── Input material ──
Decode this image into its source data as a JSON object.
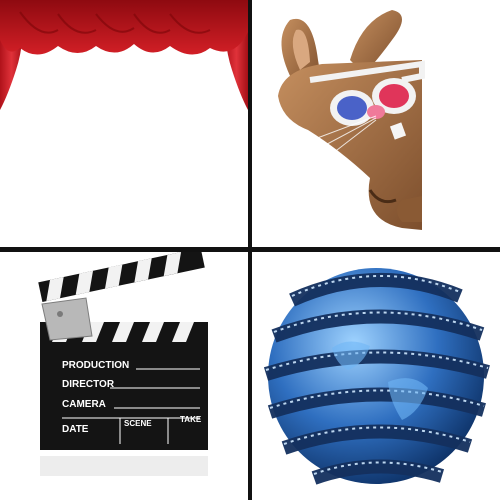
{
  "tiles": [
    {
      "subject": "theater-curtain"
    },
    {
      "subject": "rabbit-3d-glasses"
    },
    {
      "subject": "film-clapperboard"
    },
    {
      "subject": "film-strip-globe"
    }
  ],
  "clapperboard": {
    "production": "PRODUCTION",
    "director": "DIRECTOR",
    "camera": "CAMERA",
    "date": "DATE",
    "scene": "SCENE",
    "take": "TAKE"
  },
  "colors": {
    "curtain_red": "#c0141b",
    "rabbit_brown": "#a8734a",
    "glasses_blue": "#4a62c8",
    "glasses_red": "#e0355a",
    "clapper_black": "#141414",
    "globe_blue": "#2f6fc0"
  }
}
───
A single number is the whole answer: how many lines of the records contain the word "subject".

■ **Solution for this exercise**: 4